Data records for software interfaces:

════════════════════

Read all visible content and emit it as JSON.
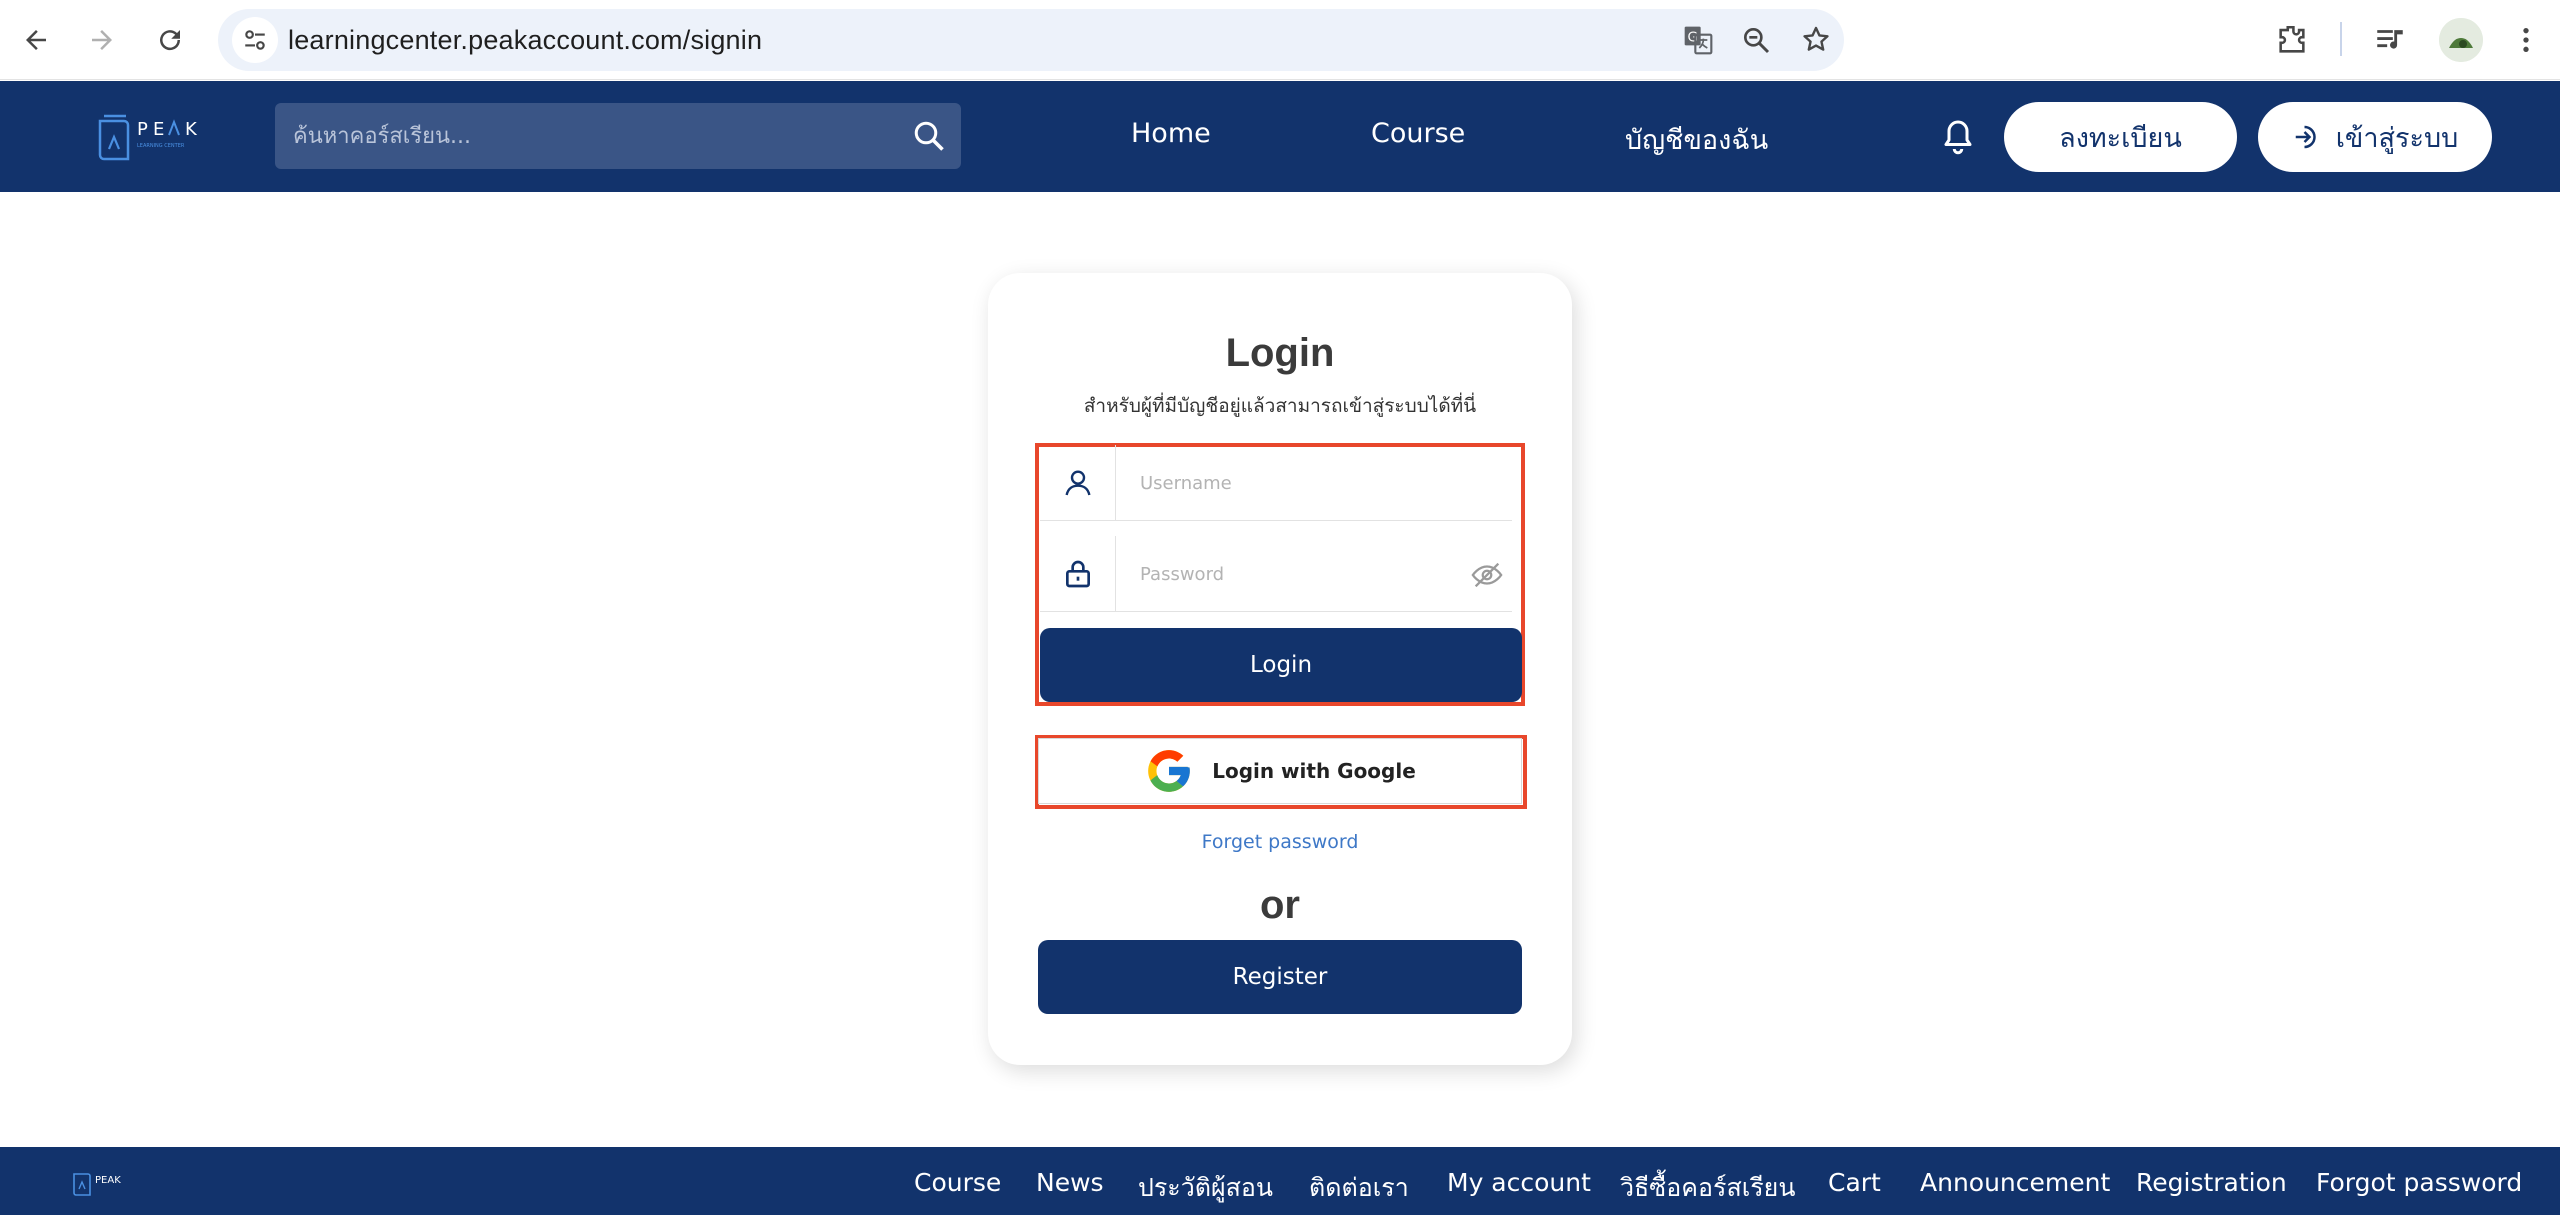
{
  "browser": {
    "url": "learningcenter.peakaccount.com/signin",
    "icons": [
      "back-arrow-icon",
      "forward-arrow-icon",
      "reload-icon",
      "site-settings-icon",
      "translate-icon",
      "zoom-icon",
      "bookmark-star-icon",
      "extensions-icon",
      "media-controls-icon",
      "profile-avatar",
      "more-vert-icon"
    ]
  },
  "header": {
    "logo_text": "PEAK",
    "logo_subtext": "LEARNING CENTER",
    "search_placeholder": "ค้นหาคอร์สเรียน...",
    "nav": {
      "home": "Home",
      "course": "Course",
      "my_account": "บัญชีของฉัน"
    },
    "register_label": "ลงทะเบียน",
    "signin_label": "เข้าสู่ระบบ"
  },
  "login": {
    "title": "Login",
    "subtitle": "สำหรับผู้ที่มีบัญชีอยู่แล้วสามารถเข้าสู่ระบบได้ที่นี่",
    "username_placeholder": "Username",
    "password_placeholder": "Password",
    "login_button": "Login",
    "google_button": "Login with Google",
    "forget_password": "Forget password",
    "or_text": "or",
    "register_button": "Register"
  },
  "footer": {
    "logo_text": "PEAK",
    "links": {
      "course": "Course",
      "news": "News",
      "instructors": "ประวัติผู้สอน",
      "contact": "ติดต่อเรา",
      "my_account": "My account",
      "how_to_buy": "วิธีซื้อคอร์สเรียน",
      "cart": "Cart",
      "announcement": "Announcement",
      "registration": "Registration",
      "forgot_password": "Forgot password"
    }
  },
  "colors": {
    "brand_navy": "#12336c",
    "search_bg": "#3a5586",
    "highlight_red": "#e8472b",
    "link_blue": "#3e78c7",
    "omnibox_bg": "#edf2fa"
  }
}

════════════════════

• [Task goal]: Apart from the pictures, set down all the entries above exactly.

• [Your solution]:
Read all visible content and emit it as JSON.
{
  "browser": {
    "url": "learningcenter.peakaccount.com/signin",
    "icons": [
      "back-arrow-icon",
      "forward-arrow-icon",
      "reload-icon",
      "site-settings-icon",
      "translate-icon",
      "zoom-icon",
      "bookmark-star-icon",
      "extensions-icon",
      "media-controls-icon",
      "profile-avatar",
      "more-vert-icon"
    ]
  },
  "header": {
    "logo_text": "PEAK",
    "logo_subtext": "LEARNING CENTER",
    "search_placeholder": "ค้นหาคอร์สเรียน...",
    "nav": {
      "home": "Home",
      "course": "Course",
      "my_account": "บัญชีของฉัน"
    },
    "register_label": "ลงทะเบียน",
    "signin_label": "เข้าสู่ระบบ"
  },
  "login": {
    "title": "Login",
    "subtitle": "สำหรับผู้ที่มีบัญชีอยู่แล้วสามารถเข้าสู่ระบบได้ที่นี่",
    "username_placeholder": "Username",
    "password_placeholder": "Password",
    "login_button": "Login",
    "google_button": "Login with Google",
    "forget_password": "Forget password",
    "or_text": "or",
    "register_button": "Register"
  },
  "footer": {
    "logo_text": "PEAK",
    "links": {
      "course": "Course",
      "news": "News",
      "instructors": "ประวัติผู้สอน",
      "contact": "ติดต่อเรา",
      "my_account": "My account",
      "how_to_buy": "วิธีซื้อคอร์สเรียน",
      "cart": "Cart",
      "announcement": "Announcement",
      "registration": "Registration",
      "forgot_password": "Forgot password"
    }
  },
  "colors": {
    "brand_navy": "#12336c",
    "search_bg": "#3a5586",
    "highlight_red": "#e8472b",
    "link_blue": "#3e78c7",
    "omnibox_bg": "#edf2fa"
  }
}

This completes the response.